▸ TRY IT
Wherever a line of the data contains "icon", copy that line.
-------- SUPPLIED RECORDS
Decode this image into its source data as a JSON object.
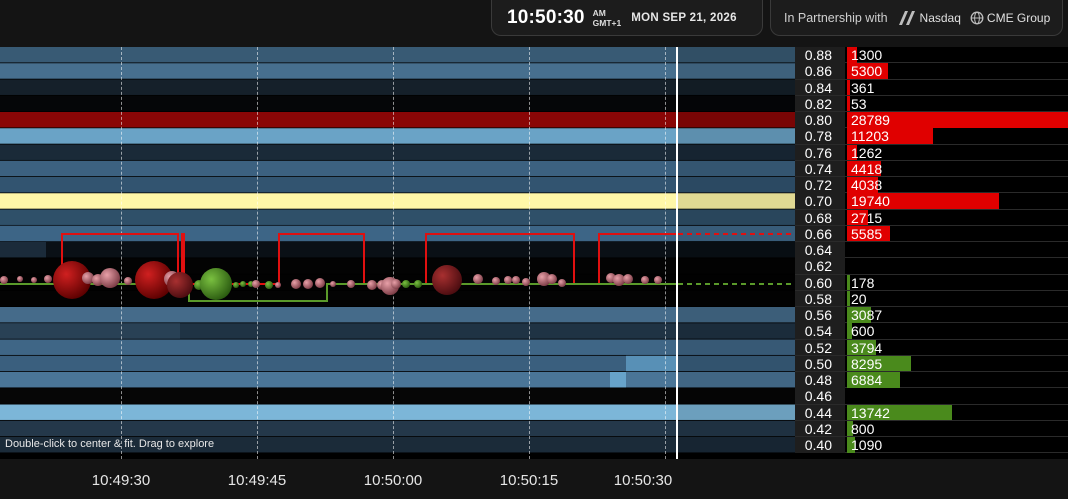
{
  "header": {
    "time": "10:50:30",
    "ampm": "AM",
    "timezone": "GMT+1",
    "date": "MON SEP 21, 2026",
    "partnership_label": "In Partnership with",
    "partner_1": "Nasdaq",
    "partner_2": "CME Group"
  },
  "hint": "Double-click to center & fit. Drag to explore",
  "x_labels": [
    "10:49:30",
    "10:49:45",
    "10:50:00",
    "10:50:15",
    "10:50:30"
  ],
  "colors": {
    "ask": "#e00000",
    "bid": "#4a8a1c",
    "highlight": "#fff7a8",
    "heat": "#5fa0c8"
  },
  "ladder": [
    {
      "price": "0.88",
      "qty": "1300",
      "side": "ask",
      "qty_num": 1300
    },
    {
      "price": "0.86",
      "qty": "5300",
      "side": "ask",
      "qty_num": 5300
    },
    {
      "price": "0.84",
      "qty": "361",
      "side": "ask",
      "qty_num": 361
    },
    {
      "price": "0.82",
      "qty": "53",
      "side": "ask",
      "qty_num": 53
    },
    {
      "price": "0.80",
      "qty": "28789",
      "side": "ask",
      "qty_num": 28789
    },
    {
      "price": "0.78",
      "qty": "11203",
      "side": "ask",
      "qty_num": 11203
    },
    {
      "price": "0.76",
      "qty": "1262",
      "side": "ask",
      "qty_num": 1262
    },
    {
      "price": "0.74",
      "qty": "4418",
      "side": "ask",
      "qty_num": 4418
    },
    {
      "price": "0.72",
      "qty": "4038",
      "side": "ask",
      "qty_num": 4038
    },
    {
      "price": "0.70",
      "qty": "19740",
      "side": "ask",
      "qty_num": 19740
    },
    {
      "price": "0.68",
      "qty": "2715",
      "side": "ask",
      "qty_num": 2715
    },
    {
      "price": "0.66",
      "qty": "5585",
      "side": "ask",
      "qty_num": 5585
    },
    {
      "price": "0.64",
      "qty": "",
      "side": "none",
      "qty_num": 0
    },
    {
      "price": "0.62",
      "qty": "",
      "side": "none",
      "qty_num": 0
    },
    {
      "price": "0.60",
      "qty": "178",
      "side": "bid",
      "qty_num": 178
    },
    {
      "price": "0.58",
      "qty": "20",
      "side": "bid",
      "qty_num": 20
    },
    {
      "price": "0.56",
      "qty": "3087",
      "side": "bid",
      "qty_num": 3087
    },
    {
      "price": "0.54",
      "qty": "600",
      "side": "bid",
      "qty_num": 600
    },
    {
      "price": "0.52",
      "qty": "3794",
      "side": "bid",
      "qty_num": 3794
    },
    {
      "price": "0.50",
      "qty": "8295",
      "side": "bid",
      "qty_num": 8295
    },
    {
      "price": "0.48",
      "qty": "6884",
      "side": "bid",
      "qty_num": 6884
    },
    {
      "price": "0.46",
      "qty": "",
      "side": "none",
      "qty_num": 0
    },
    {
      "price": "0.44",
      "qty": "13742",
      "side": "bid",
      "qty_num": 13742
    },
    {
      "price": "0.42",
      "qty": "800",
      "side": "bid",
      "qty_num": 800
    },
    {
      "price": "0.40",
      "qty": "1090",
      "side": "bid",
      "qty_num": 1090
    }
  ]
}
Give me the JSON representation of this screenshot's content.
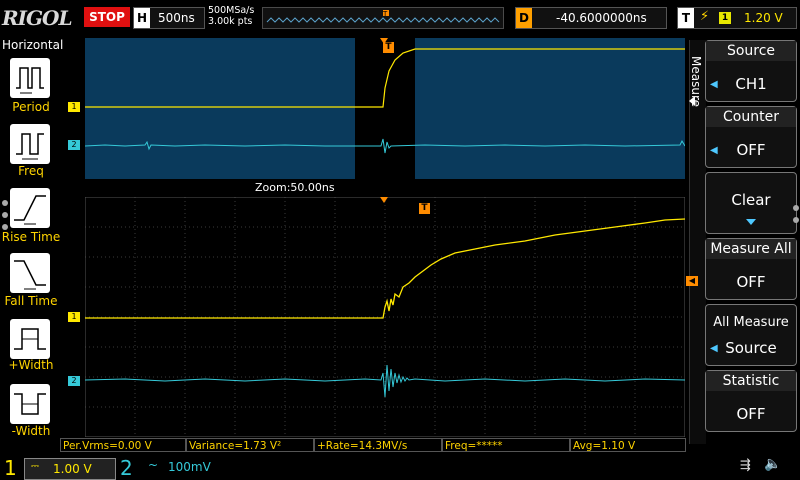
{
  "top": {
    "logo": "RIGOL",
    "run_state": "STOP",
    "horizontal_label": "H",
    "timebase": "500ns",
    "sample_rate": "500MSa/s",
    "mem_depth": "3.00k pts",
    "delay_label": "D",
    "delay": "-40.6000000ns",
    "trigger_label": "T",
    "trigger_source": "1",
    "trigger_level": "1.20 V"
  },
  "left_panel": {
    "title": "Horizontal",
    "items": [
      {
        "label": "Period",
        "icon": "period-icon"
      },
      {
        "label": "Freq",
        "icon": "freq-icon"
      },
      {
        "label": "Rise Time",
        "icon": "rise-time-icon"
      },
      {
        "label": "Fall Time",
        "icon": "fall-time-icon"
      },
      {
        "label": "+Width",
        "icon": "pos-width-icon"
      },
      {
        "label": "-Width",
        "icon": "neg-width-icon"
      }
    ]
  },
  "right_panel": {
    "tab_label": "Measure",
    "items": [
      {
        "title": "Source",
        "value": "CH1"
      },
      {
        "title": "Counter",
        "value": "OFF"
      },
      {
        "title": "",
        "value": "Clear"
      },
      {
        "title": "Measure All",
        "value": "OFF"
      },
      {
        "title": "All Measure",
        "value": "Source"
      },
      {
        "title": "Statistic",
        "value": "OFF"
      }
    ]
  },
  "zoom": {
    "label": "Zoom:50.00ns"
  },
  "markers": {
    "ch1": "1",
    "ch2": "2",
    "trigger": "T"
  },
  "measurements": [
    {
      "text": "Per.Vrms=0.00 V"
    },
    {
      "text": "Variance=1.73 V²"
    },
    {
      "text": "+Rate=14.3MV/s"
    },
    {
      "text": "Freq=*****"
    },
    {
      "text": "Avg=1.10 V"
    }
  ],
  "bottom": {
    "ch1_num": "1",
    "ch1_coupling": "⎓",
    "ch1_scale": "1.00 V",
    "ch2_num": "2",
    "ch2_coupling": "~",
    "ch2_scale": "100mV"
  },
  "colors": {
    "ch1": "#ffe800",
    "ch2": "#35c9d8",
    "trigger": "#ff8c00",
    "stop": "#e01010"
  }
}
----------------
▸ YOUR SOLUTION
        "icon": "period-icon"
        "icon": "freq-icon"
        "icon": "rise-time-icon"
        "icon": "fall-time-icon"
        "icon": "pos-width-icon"
        "icon": "neg-width-icon"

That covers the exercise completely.